What is Childhood Development Screening?
Development screening is a procedure used to identify children of all ages who may show signs of developmental delays. These screenings can allow for earlier detection and intervention for developmentally delayed children. This can improve the health and well being of the child. The earlier the detection the better the outcome for all those involved. There are many opportunities for those children identified with behavioral and/or developmental delays.
In the United States about 17 percent of children have some sort of development or behavioral delay. Less than 50 percent of these children are identified before they begin school. These missed opportunities can cause significant delays and can impact school readiness. Examples of developmental or behavioral disabilities that are screened for include autism, attention deficit hyperactivity disorder and intellectual disabilities. Studies have shown that early detection of all these disorders can benefit greatly from early detection.
Development screenings can be done by various healthcare professionals. They can be done by your healthcare provider at the well child visits done in infancy and toddlerhood. Infants and toddlers between the ages of 0-3 should be monitored for development by a primary care health professional. Early intervention has been shown to provide the best results so emphasis is placed on early identification and treatment. Parents look to their healthcare provider for information and guidance although about 65 percent of pediatricians feel inadequately trained to access developmental status in their patients.
Early identification and intervention for children with developmental delays is mandated by law. States are required by the Individuals with Disabilities Education Act (IDEA) to provide early identification and provide services to infants and toddlers. They are mandated to identify developmental delays, establish conditions associated with the delays and identify children at risk for developmental delays. States are also mandated to refer children, free of charge, for comprehensive evaluation by a team of professionals who then, with the family, develops an individualized plan of services. The National Early Childhood Technical Assistance Center lists early intervention programs by states along with contact information.
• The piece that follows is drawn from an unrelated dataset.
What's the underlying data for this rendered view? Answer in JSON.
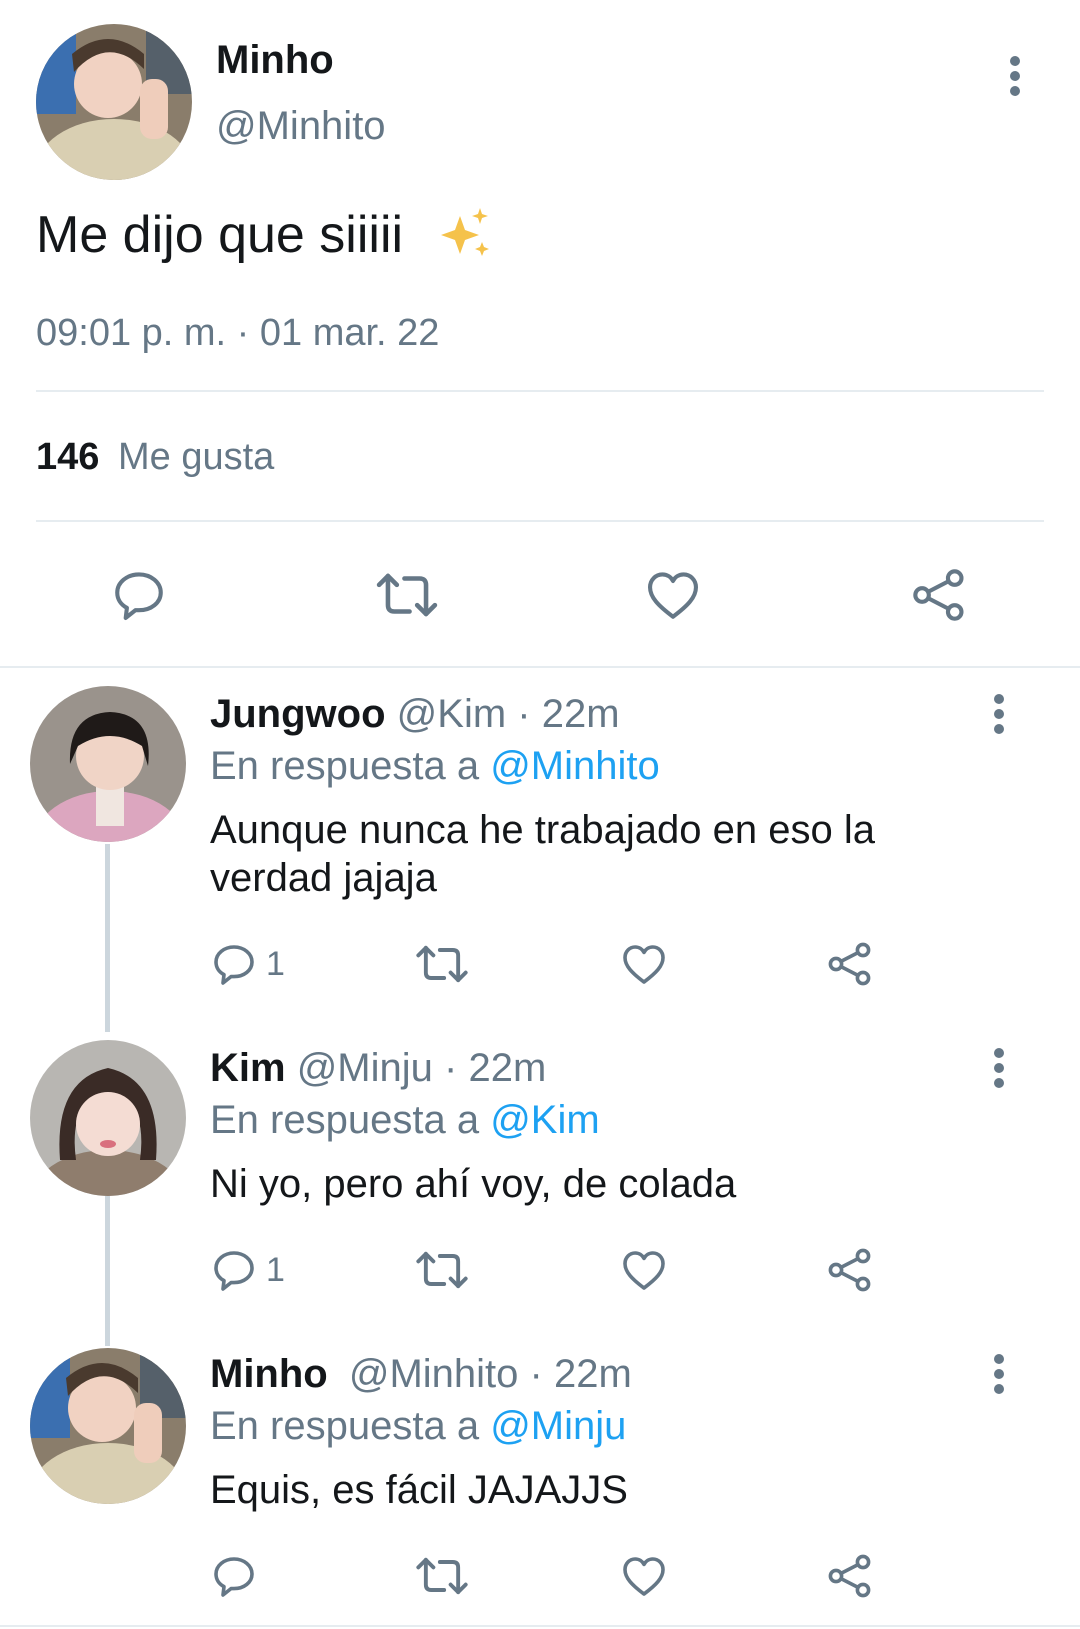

Screening tools are not designed to provide a specific diagnosis. A positive screening should be followed up with a more thorough assessment by a specialized professional. Screening tools can be specific for a certain type of disability or a more generalized assessment. If you know what specific type of delay or condition you are looking for it makes it easier to choose the correct healthcare professional to administer the developmental screening.